Ellis — who worked and trained in England and the Middle East before coming to Canada — performed the last of his reported 600 executions in Montreal in 1935, when a weight miscalculation resulted in a condemned woman’s decapitation.
In 1938, Ellis died of an alcohol-related illness.
THE EXECUTION CAPITAL
Today, Kamloops is known as the Tournament Capital of Canada.
But, a century ago, the community was known for something much more grim.
In the early 20th century, Kamloops was one of the most active execution points in Canada — even topping the national hanging counts in four separate years.
In 1906, 1907, 1912 and 1915, Kamloops sat atop the rankings of Canadian cities when it came to condemned men being executed.
In 1906, three men were hanged in Canada — one in Kamloops, one in Victoria and one in Nova Scotia.

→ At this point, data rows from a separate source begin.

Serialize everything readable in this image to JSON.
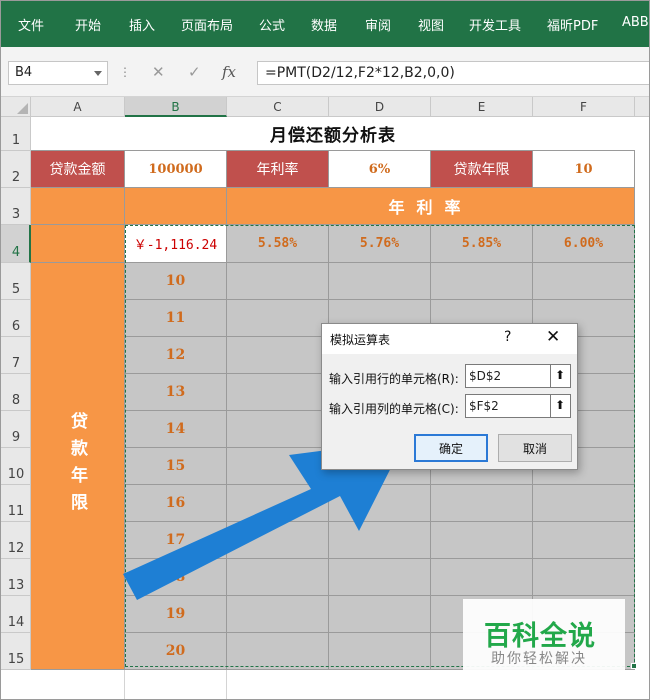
{
  "ribbon": {
    "tabs": [
      "文件",
      "开始",
      "插入",
      "页面布局",
      "公式",
      "数据",
      "审阅",
      "视图",
      "开发工具",
      "福昕PDF",
      "ABB"
    ]
  },
  "formula_bar": {
    "name_box": "B4",
    "dots": "⋮",
    "cancel_icon": "✕",
    "enter_icon": "✓",
    "fx_icon": "fx",
    "formula": "=PMT(D2/12,F2*12,B2,0,0)"
  },
  "columns": [
    "A",
    "B",
    "C",
    "D",
    "E",
    "F"
  ],
  "rows": [
    "1",
    "2",
    "3",
    "4",
    "5",
    "6",
    "7",
    "8",
    "9",
    "10",
    "11",
    "12",
    "13",
    "14",
    "15"
  ],
  "sheet": {
    "title": "月偿还额分析表",
    "loan_amount_label": "贷款金额",
    "loan_amount_value": "100000",
    "rate_label": "年利率",
    "rate_value": "6%",
    "term_label": "贷款年限",
    "term_value": "10",
    "rate_banner": "年利率",
    "pmt_result": "￥-1,116.24",
    "rates": [
      "5.58%",
      "5.76%",
      "5.85%",
      "6.00%"
    ],
    "years": [
      "10",
      "11",
      "12",
      "13",
      "14",
      "15",
      "16",
      "17",
      "18",
      "19",
      "20"
    ],
    "term_side_label": "贷款年限"
  },
  "dialog": {
    "title": "模拟运算表",
    "help": "?",
    "close": "✕",
    "row_label": "输入引用行的单元格(R):",
    "row_value": "$D$2",
    "col_label": "输入引用列的单元格(C):",
    "col_value": "$F$2",
    "ok_label": "确定",
    "cancel_label": "取消",
    "picker_glyph": "⬆"
  },
  "watermark": {
    "title": "百科全说",
    "subtitle": "助你轻松解决"
  },
  "colors": {
    "ribbon": "#217346",
    "header_red": "#c0504d",
    "orange_fill": "#f79646",
    "gray_fill": "#c6c6c6",
    "value_orange": "#d06b1d",
    "arrow_blue": "#1e7fd4",
    "watermark_green": "#22a84a"
  }
}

The following year saw eight Canadian hangings, including two in Kamloops. No other city was home to more than one.
In 1912, Kamloops and Montreal each hanged two men. Three other cities hanged one each.
The last year hangings were carried out in Kamloops — 1915 — was also the busiest at the local gallows, with three executions.
That tally matched New Westminster’s mark for the same year, but no other Canadian city had more than one hanging.
On an April evening in 1899, Casimir crossed the Thompson River in a canoe and fatally shot Philip Walker — who had been cutting wood in front of his River Street home.
The killing sparked outrage on both sides of the river and made headlines across North America, described in newspapers from Victoria to Newfoundland and Los Angeles to Boston as "the most cold-blooded killing" in B.C.'s history.
Just 48 days after Casimir fired the fatal shot, he was executed by hangman Radcliffe at Kamloops Provincial Gaol.
The story of Casimir will be detailed in Part 3 of KTW's ongoing series looking into the history of capital punishment in the present-day Tournament Capital.
Part 2: The dark work and colourful lives of Canada's hangmen
Part 3: The most 'cold-blooded' murder in B.C.'s history
Part 4: Hanging was a 'ghastly' way to go
Part 5: Problems plagued the Kamloops Provincial Gaol
CONDEMNED IN KAMLOOPS: Summaries of the murderers executed here and the crimes they committed
Part 3: 1907 to 1910
Part 4: 1910 to 1914
Part 5: 1915